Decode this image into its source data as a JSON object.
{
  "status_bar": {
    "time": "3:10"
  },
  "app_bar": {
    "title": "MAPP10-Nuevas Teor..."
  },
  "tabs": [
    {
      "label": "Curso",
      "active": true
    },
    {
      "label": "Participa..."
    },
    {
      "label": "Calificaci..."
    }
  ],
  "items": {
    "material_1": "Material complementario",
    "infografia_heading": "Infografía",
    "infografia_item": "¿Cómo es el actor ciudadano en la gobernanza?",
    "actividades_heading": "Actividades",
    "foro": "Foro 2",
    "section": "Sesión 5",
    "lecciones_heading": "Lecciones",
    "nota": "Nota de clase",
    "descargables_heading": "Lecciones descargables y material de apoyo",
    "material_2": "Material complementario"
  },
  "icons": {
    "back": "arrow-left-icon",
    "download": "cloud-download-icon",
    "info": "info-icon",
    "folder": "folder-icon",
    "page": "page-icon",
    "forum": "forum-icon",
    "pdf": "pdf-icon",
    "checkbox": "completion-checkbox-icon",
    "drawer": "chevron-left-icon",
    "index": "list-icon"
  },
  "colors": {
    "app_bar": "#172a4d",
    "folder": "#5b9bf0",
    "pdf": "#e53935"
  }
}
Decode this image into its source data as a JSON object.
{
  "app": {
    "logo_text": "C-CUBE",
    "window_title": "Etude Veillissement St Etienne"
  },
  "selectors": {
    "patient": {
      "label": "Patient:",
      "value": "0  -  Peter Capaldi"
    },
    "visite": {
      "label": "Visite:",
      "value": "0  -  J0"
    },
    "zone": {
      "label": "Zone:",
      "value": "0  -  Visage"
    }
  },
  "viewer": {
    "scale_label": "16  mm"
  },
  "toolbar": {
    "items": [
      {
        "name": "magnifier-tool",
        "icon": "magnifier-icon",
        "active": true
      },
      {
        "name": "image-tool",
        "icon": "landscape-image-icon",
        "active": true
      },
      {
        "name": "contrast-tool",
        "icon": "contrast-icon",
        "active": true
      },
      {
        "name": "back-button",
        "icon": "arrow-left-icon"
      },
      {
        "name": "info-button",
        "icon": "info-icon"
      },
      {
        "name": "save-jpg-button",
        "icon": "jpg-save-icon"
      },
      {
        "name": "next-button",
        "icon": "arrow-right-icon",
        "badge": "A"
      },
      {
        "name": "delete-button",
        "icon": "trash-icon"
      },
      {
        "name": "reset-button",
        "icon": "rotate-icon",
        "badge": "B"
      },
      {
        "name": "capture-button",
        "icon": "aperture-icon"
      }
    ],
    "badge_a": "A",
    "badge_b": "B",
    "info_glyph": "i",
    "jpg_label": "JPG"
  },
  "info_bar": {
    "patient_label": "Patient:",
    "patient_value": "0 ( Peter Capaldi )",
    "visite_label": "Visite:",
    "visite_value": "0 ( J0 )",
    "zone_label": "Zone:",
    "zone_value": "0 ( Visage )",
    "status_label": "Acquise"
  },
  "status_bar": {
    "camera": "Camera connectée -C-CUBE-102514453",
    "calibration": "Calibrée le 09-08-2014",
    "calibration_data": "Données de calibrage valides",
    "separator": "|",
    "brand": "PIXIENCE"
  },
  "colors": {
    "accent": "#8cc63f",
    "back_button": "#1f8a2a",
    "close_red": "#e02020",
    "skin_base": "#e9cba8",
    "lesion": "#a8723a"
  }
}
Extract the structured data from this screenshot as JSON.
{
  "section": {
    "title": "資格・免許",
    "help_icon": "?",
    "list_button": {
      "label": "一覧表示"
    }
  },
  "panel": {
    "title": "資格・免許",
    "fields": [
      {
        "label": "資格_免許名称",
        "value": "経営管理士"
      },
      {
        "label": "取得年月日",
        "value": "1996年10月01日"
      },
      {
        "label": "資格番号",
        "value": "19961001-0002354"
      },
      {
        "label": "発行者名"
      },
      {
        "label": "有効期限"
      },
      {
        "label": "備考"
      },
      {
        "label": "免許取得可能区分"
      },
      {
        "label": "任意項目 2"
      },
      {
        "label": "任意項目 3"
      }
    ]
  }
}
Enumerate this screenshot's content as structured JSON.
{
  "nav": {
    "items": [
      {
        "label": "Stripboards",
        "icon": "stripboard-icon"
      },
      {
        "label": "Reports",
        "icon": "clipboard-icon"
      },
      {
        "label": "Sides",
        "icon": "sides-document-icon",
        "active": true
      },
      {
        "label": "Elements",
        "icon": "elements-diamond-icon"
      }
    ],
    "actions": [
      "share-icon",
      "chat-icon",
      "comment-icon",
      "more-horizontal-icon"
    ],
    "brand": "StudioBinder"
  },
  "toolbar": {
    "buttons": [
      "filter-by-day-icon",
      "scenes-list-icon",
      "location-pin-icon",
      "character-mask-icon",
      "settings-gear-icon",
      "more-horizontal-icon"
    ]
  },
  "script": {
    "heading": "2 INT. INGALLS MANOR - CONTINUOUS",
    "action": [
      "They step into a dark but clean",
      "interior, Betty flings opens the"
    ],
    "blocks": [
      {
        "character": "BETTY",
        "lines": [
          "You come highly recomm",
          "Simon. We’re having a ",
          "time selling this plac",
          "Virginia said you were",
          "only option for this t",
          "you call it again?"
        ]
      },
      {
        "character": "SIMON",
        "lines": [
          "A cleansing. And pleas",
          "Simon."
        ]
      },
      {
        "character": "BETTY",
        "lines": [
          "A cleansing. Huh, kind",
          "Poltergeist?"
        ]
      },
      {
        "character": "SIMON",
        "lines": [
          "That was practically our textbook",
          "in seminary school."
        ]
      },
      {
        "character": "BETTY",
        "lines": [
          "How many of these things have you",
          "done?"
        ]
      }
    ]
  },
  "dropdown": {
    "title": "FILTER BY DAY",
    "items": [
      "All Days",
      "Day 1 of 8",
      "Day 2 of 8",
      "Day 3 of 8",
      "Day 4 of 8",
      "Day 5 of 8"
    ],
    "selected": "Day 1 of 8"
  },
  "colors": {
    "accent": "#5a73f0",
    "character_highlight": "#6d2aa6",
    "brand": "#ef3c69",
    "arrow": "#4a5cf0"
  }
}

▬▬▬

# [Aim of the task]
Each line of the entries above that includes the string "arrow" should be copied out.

# [Answer space]
    "back": "arrow-left-icon",
        "icon": "arrow-left-icon"
        "icon": "arrow-right-icon",
    "arrow": "#4a5cf0"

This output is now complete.